Secondary Postbaccalaureate Licensure Program
This program is offered across the state of Alaska.
This is an intensive, classroom-based secondary licensure program (31 credits) that prepares postbaccalaureate candidates for secondary (grades 7-12) teaching positions. The program is specifically designed to prepare candidates to teach in multicultural settings in Alaska. Contained specifically in EDSC F457 is content that addresses multicultural issues in general and Alaska rural issues in particular, and is a fundamental component of the course work within the program. When funding is available, all secondary Fairbanks candidates participate in a rural practicum.
Student outcomes for the program are aligned with the InTASC Model Core Teaching Standards.
Students must apply to graduate with a certificate of completion through the Office of the Registrar's Degree Services. At the end of the program, if students have successfully met all of the program requirements, they will be eligible to apply for an Alaska initial teaching license.
Candidates who enter the secondary postbaccalaureate licensure program are required to have use of/own a laptop computer before they begin their internships in the fall semester of their professional year.
The fast-track option is an intensive three-semester program that allows candidates (one-year unpaid interns) to complete the secondary licensure program as full-time students in 12 months. Candidates take classes “summer-fall-spring.” The academic year-long internship is completed during the fall and spring semesters.
The two-year option allows candidates (two-year unpaid interns) to complete the secondary postbaccalaureate licensure program as part-time students over a period of 18-24 months. The last semester of the program requires full-time placement at a public school site.
The teaching-while-training option is for candidates (teacher interns) who have secured a teaching position with an Alaska school district. Generally, this option is available only to those candidates in areas of teacher shortage. Candidates complete the secondary postbaccalaureate licensure program over a period of 24 months.
Upon Acceptance to the Program
The School of Education has a systematic procedure for monitoring the progress of education students from admission through completion of their professional education program to determine if they should continue the program, be advanced to the secondary teaching internship and eventually be recommended for a teaching license. In assessing candidate progress in knowledge, skills and disposition, faculty will review grades, observations, faculty recommendations, demonstrated academic competence and recommendations from the appropriate professionals in the schools.
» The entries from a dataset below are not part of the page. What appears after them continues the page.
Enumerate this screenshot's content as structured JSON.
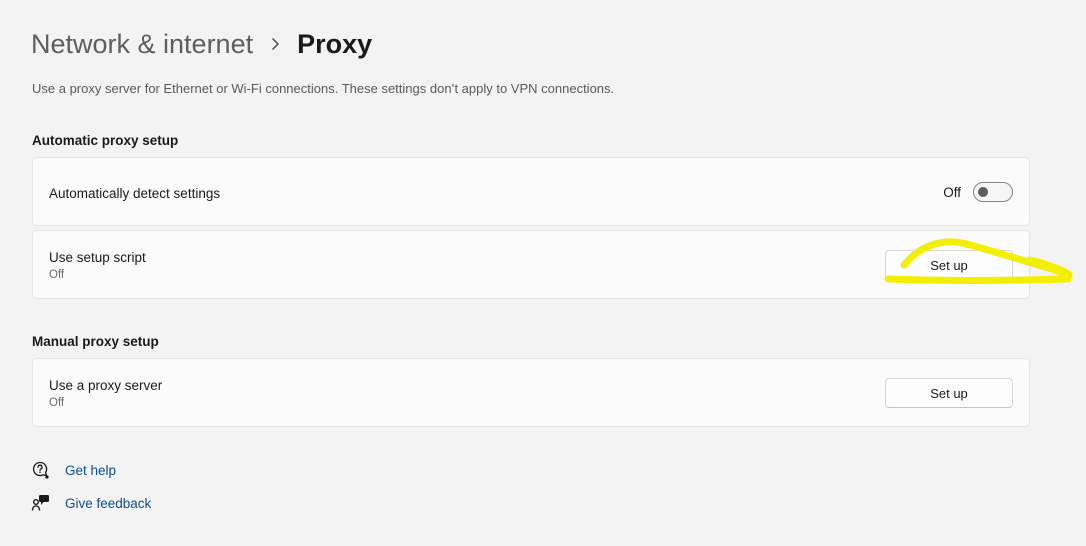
{
  "header": {
    "parent_label": "Network & internet",
    "separator_icon": "chevron-right-icon",
    "current_label": "Proxy"
  },
  "description": "Use a proxy server for Ethernet or Wi-Fi connections. These settings don’t apply to VPN connections.",
  "automatic": {
    "title": "Automatic proxy setup",
    "detect": {
      "label": "Automatically detect settings",
      "state_label": "Off",
      "is_on": false
    },
    "script": {
      "label": "Use setup script",
      "sub": "Off",
      "button_label": "Set up"
    }
  },
  "manual": {
    "title": "Manual proxy setup",
    "server": {
      "label": "Use a proxy server",
      "sub": "Off",
      "button_label": "Set up"
    }
  },
  "links": [
    {
      "icon": "help-icon",
      "label": "Get help"
    },
    {
      "icon": "feedback-icon",
      "label": "Give feedback"
    }
  ],
  "colors": {
    "background": "#f3f3f3",
    "card": "#fbfbfb",
    "link": "#0f4f8c",
    "annotation": "#f2ee05"
  }
}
Systematic approaches are used to assist education candidates who are making unsatisfactory progress in their programs, but still maintain potential for successful completion.
The following are specific criteria for entry to the secondary teaching internship:
successful completion of summer program courses;
approval of faculty to enter the secondary education internship;
some school districts may require candidates to pass a general physical exam and require additional shot records;
some school districts require completion of district substitute training which may include a fee, a fingerprint card and AST background check; and
State of Alaska certificate of student teaching authorization, fingerprint cards and money order submitted in accordance with the directions from Alaska Department of Education & Early Development by June 1 (the fee is non-refundable once submitted to the State of Alaska).
PROFESSIONAL FIELD EXPERIENCES
The secondary postbaccalaureate licensure program includes a comprehensive internship experience in an educational setting. Internship placements are arranged and supervised by university faculty in partnership with the principal and staff from the public school. University course work and classroom practice are closely linked and communication about performance in both the course work and classroom practice is shared among the partners. Internships follow the K-12 school year calendar and not the university academic year calendar.
Performance in the internship must meet stated competencies and individual outcomes. Performance evaluations determine the candidate’s progress toward meeting the InTASC Model Core Teaching Standards and the International Society for Technology in Education’s Standards for Educators for All Teachers and performance guidelines of Specialty Performance Organizations.
It is expected that candidates will demonstrate appropriate professional characteristics with respect to their actions, attitudes and performance. Teacher candidates are required to adhere to the characteristics of professionalism as published in the Secondary Postbaccalaureate Licensure Handbook and to abide by the State of Alaska Code of Ethics of the Education Profession. Unacceptable academic performance, an unprofessional attitude, unsatisfactory field reports, violation of professional ethics or other factors may result in removal from the field experience and denial of the Institutional Recommendation for teacher certification.
Internship placements are made in partnership with participating school districts, which may request additional information and/or preparation from candidates according to the district’s established policies and practices. Because cooperating districts also determine the number of placements available for candidates, placement may become competitive if the number of applicants exceeds the number of spaces. Districts also reserve the right to refuse or terminate placements when candidates do not meet a minimum standard of performance. Thus, while the university will make every effort to identify appropriate field experiences, admission to the secondary postbaccalaureate licensure program does not guarantee an internship placement.